Whoops!: Why everyone owes everyone and no one can pay
It’s perhaps telling when the testimonials on the cover of a finance book come from as many literary figures as business experts. Will Self, India Knight and Jonathon Coe, in the current Premier League of British fiction, all praise John Lanchester’s account of the causes of the 2008 financial meltdown as though it were breathless paperback prose about the afflictions of contemporary urban London. But then again, that’s exactly what it is. The staggering self-confidence of bankers, brokers and hedge-fund managers, along with the parade of suited characters who John Grisham might sue for plagiarism if they weren’t real, is dissected with verve and antipathy in equal measure – and considerable narrative flair.
There is disdain at the limited self-interest that fuelled the credit boom, dismay at the impotence of the regulators and disillusion at how society as a whole was a willing accomplice in the assumption of mammoth debt to fuel lifestyles ordinarily beyond their means.

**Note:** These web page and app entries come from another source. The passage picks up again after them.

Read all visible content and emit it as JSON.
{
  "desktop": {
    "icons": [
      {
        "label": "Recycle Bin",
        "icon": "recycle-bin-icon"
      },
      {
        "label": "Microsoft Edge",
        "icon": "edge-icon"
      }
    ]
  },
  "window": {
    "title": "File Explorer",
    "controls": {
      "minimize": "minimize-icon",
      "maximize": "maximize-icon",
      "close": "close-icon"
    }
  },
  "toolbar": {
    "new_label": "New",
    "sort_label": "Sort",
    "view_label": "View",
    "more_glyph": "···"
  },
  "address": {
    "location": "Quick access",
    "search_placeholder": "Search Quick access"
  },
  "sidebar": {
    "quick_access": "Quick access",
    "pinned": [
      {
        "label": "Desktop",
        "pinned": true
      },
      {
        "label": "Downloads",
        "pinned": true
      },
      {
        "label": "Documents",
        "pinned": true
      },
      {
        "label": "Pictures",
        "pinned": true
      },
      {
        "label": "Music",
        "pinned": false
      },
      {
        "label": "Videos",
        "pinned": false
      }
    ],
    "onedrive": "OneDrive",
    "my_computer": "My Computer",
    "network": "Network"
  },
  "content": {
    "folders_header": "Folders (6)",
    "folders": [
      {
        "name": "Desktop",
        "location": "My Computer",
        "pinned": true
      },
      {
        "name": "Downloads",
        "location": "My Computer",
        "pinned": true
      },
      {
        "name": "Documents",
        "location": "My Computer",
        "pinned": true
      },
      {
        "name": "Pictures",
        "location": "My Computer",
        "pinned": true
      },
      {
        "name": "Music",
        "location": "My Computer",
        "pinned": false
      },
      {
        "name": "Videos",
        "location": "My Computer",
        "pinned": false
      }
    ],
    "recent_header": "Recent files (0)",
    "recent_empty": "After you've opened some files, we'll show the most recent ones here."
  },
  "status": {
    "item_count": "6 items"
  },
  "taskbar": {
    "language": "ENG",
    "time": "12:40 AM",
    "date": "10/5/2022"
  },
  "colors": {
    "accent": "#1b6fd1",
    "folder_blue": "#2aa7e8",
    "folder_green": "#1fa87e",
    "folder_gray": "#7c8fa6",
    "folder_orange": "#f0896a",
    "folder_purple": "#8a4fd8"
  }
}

More than merely a diatribe, though, it provides incredible detail on the doubling of global GDP between 2000 and 2007, and how no one thought to apply the brakes even when confronted with the precipice of financial disaster. Readable and authoritative, it ought be standard reading for consumers and MBA students alike.

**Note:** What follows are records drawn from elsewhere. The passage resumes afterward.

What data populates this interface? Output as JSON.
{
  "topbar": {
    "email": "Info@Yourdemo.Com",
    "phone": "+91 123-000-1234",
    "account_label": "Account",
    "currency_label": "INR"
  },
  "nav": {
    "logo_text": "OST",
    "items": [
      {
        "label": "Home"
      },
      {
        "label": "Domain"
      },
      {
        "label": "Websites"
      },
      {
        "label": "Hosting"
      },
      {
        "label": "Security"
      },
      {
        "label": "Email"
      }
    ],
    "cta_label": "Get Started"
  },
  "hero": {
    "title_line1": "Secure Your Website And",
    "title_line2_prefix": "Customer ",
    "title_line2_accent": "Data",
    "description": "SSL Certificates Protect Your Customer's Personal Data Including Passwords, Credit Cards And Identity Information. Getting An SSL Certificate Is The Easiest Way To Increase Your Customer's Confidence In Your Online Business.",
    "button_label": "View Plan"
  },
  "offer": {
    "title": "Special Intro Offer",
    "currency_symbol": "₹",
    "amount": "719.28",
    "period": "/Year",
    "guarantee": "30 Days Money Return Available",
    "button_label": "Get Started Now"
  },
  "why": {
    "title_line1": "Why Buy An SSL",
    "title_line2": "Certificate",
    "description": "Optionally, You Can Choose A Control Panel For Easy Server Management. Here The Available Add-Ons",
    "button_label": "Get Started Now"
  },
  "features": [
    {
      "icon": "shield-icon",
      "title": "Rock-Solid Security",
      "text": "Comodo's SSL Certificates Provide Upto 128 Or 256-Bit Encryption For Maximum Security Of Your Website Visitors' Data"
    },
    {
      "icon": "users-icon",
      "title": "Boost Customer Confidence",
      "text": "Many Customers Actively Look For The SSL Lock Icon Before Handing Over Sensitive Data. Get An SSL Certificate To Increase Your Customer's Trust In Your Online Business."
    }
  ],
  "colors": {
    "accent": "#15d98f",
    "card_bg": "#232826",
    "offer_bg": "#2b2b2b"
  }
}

Whoops!: Why everyone owes everyone and no one can pay, by John Lanchester. Allen Lane (2010)